Three factors driving risk perceptions & undermining the Turkish Lira

Three factors are driving risk perceptions among financial investors and undermining the stability of the Turkish lira (TRY):

1. Public debate over economic theory

A public disagreement between economists and political authorities over the relationship between interest rates and inflation has caused concern among investors because of uncertainty over the independence of monetary policymaking in the country.

The Central Bank of the Republic of Turkey (CBRT) cut key interest rates in February. The one-week repo rate was brought down 0.25 points, while the overnight lending and borrowing rates were decreased 0.50 points. Government reactions that found the cuts insufficient have again fueled concerns about the independence of the central bank and its ability to influence the TRY in case of steep depreciation.


Position Do not cut interest rates too soon and/or too deeply The interest rate needs to urgently be reduced and steeply
Reasoning Weakening TRY, expectations for US FED’s interest rate increase and the still high inflation would make an interest rate cut unproductive at this time Inflation is trending down due to lower oil prices and there is a need to stimulate growth
High inflation The CBRT’s legal priority is to manage inflation; the bank argues it does that by raising interest rates and curbing demand Most government authorities have argued that interest rates are contributing to high inflation by raising costs
Depreciating currency The CBRT sees currency depreciation as potentially problematic as it increases inflation The Minister of Economy argues that the depreciation in the TRY is beneficial for Turkey’s exports
Easing growth The CBRT claims to support growth by maintaining price stability, because high inflation and deflation prevent growth Political authorities accuse the CBRT of curtailing growth by curbing domestic consumption and investment with high interest rates

The mere existence of such a discussion, and of intensified and direct demands by the political authorities on the central bank to cut interest rates, have eroded the public image of the independence of the central bank. As confidence in the independence of economic decision making wanes and the dollar strengthens globally, the TRY has depreciated by 6.8 percent since the beginning of 2015.

2. Regulatory predictability and fairness – controversies of the Bank Asya takeover

Political concerns are infiltrating decision making regarding not only interest rates but also the fair implementation of regulations. This poses serious concerns for businesses, especially local ones.
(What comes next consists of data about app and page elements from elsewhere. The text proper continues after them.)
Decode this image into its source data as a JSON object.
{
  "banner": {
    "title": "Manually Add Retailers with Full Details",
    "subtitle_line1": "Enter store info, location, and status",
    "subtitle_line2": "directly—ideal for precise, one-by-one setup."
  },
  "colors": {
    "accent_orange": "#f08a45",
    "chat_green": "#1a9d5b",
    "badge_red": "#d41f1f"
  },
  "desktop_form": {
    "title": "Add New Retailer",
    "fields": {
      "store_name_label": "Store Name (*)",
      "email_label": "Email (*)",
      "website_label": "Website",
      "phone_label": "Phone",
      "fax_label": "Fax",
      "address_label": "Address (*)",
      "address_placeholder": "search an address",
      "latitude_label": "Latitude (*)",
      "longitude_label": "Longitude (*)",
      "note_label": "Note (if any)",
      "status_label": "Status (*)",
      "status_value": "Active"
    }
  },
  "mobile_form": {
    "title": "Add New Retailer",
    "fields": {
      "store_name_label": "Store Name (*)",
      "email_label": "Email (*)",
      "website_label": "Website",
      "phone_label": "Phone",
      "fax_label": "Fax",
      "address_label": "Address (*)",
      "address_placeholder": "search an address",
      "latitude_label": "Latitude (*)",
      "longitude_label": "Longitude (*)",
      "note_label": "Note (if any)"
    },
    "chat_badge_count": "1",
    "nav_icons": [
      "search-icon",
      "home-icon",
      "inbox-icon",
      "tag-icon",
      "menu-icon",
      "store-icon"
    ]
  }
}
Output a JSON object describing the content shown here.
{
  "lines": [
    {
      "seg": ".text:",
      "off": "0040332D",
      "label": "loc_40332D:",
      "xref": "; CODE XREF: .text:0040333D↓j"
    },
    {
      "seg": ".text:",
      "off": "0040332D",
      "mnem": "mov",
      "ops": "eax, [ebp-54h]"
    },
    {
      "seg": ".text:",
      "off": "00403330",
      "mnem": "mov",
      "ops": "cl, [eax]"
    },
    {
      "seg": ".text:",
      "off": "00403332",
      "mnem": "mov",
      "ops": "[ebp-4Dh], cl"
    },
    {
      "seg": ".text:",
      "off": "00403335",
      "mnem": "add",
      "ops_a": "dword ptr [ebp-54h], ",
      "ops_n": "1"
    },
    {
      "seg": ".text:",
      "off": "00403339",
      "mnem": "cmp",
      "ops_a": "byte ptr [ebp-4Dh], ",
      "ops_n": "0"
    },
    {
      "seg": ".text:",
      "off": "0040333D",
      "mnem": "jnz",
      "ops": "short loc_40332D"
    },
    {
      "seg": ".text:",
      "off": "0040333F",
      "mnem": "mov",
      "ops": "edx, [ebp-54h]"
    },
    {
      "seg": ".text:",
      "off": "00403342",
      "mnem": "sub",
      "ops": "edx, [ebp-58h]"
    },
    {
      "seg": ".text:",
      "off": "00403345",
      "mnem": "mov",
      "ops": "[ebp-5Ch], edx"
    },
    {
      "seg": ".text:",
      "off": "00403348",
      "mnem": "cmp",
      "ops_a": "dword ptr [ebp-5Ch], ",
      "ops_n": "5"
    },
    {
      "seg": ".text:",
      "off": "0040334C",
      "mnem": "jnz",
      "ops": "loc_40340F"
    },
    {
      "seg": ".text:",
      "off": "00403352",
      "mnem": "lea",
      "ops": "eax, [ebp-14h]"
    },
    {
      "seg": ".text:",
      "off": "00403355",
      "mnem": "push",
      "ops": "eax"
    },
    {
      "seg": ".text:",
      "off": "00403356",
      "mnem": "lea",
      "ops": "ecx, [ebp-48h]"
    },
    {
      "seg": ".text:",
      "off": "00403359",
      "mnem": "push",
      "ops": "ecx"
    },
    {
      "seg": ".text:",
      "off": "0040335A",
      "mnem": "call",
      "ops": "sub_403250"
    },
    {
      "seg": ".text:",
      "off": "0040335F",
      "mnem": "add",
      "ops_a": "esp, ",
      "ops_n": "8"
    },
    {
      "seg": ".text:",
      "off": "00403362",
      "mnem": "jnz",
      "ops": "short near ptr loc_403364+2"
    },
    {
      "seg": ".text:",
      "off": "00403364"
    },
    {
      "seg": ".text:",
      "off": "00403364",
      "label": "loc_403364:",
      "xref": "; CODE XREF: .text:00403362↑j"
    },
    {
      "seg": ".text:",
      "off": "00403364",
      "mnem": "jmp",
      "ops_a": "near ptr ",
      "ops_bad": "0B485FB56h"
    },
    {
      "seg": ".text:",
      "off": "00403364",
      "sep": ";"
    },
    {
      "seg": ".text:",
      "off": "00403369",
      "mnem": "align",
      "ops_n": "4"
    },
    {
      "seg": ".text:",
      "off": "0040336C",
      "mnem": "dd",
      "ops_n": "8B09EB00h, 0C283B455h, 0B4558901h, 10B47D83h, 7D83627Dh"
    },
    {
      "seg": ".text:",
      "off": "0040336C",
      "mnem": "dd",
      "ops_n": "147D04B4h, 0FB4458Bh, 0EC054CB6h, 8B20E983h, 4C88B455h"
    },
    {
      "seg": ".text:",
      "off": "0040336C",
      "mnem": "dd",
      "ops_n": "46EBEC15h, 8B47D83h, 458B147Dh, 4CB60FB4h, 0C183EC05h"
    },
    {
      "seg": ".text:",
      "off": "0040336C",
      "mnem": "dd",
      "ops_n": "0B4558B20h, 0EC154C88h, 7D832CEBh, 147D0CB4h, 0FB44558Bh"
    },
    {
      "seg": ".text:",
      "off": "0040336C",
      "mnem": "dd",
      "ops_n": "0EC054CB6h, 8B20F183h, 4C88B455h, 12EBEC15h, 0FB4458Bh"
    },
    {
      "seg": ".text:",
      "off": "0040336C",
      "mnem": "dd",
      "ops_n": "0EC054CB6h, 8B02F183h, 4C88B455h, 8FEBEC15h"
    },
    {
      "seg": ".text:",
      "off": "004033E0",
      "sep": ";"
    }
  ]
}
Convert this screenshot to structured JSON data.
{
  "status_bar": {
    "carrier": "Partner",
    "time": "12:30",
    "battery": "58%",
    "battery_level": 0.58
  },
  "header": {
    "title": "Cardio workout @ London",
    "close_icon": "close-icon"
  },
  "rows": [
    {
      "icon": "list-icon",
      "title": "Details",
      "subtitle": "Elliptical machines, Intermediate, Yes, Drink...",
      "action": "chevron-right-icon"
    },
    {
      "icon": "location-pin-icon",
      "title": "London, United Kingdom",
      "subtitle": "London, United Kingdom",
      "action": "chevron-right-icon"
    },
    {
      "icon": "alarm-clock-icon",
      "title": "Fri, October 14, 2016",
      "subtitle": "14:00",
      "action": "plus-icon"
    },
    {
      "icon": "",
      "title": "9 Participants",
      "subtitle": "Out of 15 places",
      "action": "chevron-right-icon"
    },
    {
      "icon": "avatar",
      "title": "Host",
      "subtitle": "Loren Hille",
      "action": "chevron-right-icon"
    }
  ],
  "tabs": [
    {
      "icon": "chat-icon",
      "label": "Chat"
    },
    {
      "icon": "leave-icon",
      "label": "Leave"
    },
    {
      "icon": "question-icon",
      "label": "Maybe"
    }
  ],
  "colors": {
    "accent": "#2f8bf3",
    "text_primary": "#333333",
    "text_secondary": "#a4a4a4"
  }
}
A case that was particularly disconcerting to investors was the government takeover of Bank Asya. The bank is strongly associated with Fethullah Gulen, accused by the ruling party of forming a parallel state within Turkey’s state institutions and attempting a coup against the AKP on December 17, 2014 by releasing wiretappings that accused AKP ministers with corruption. According to the authorities, Bank Asya failed to comply with a banking law provision and this led to the takeover by the SDIF. However, the move is also viewed as part of government efforts to attack pro-Gulen associations. After the takeover, clients deposited symbolic amounts of money to the bank, to show solidarity against what they viewed as a politically motivated move.

As part of the same effort, widely perceived as politically motivated, the government had re-allocated hundreds of police officers, claiming they were pro-Gulen and conspiring to overthrow the government. The editor-in-chief of the Gulen-associated Turkish daily Zaman was arrested and later released.

3. The upcoming elections

Parliamentary elections on June 7 are partially driving the intensity of government efforts to stimulate growth and weaken credible opposition. Companies should expect these problems to intensify ahead of the elections and to affect the exchange rate for the next several months.

However, the post-election period will also carry risks of volatility. Whether the AKP will have majority seats in the parliament, how the peace process with the Kurdish factions unfolds after the elections, and who replaces the Deputy Prime Minister responsible for the Economy Ali Babacan will determine the stability of Turkey’s post-election period. Companies should be prepared to face more disruptions and currency volatility and should consider whether some level of localization could help them mitigate these risks.

For more information on FSG’s Turkey research, FSG clients can visit the client portal. Not a client? Contact us to learn more.

Leave a Reply

Your email address will not be published. Required fields are marked *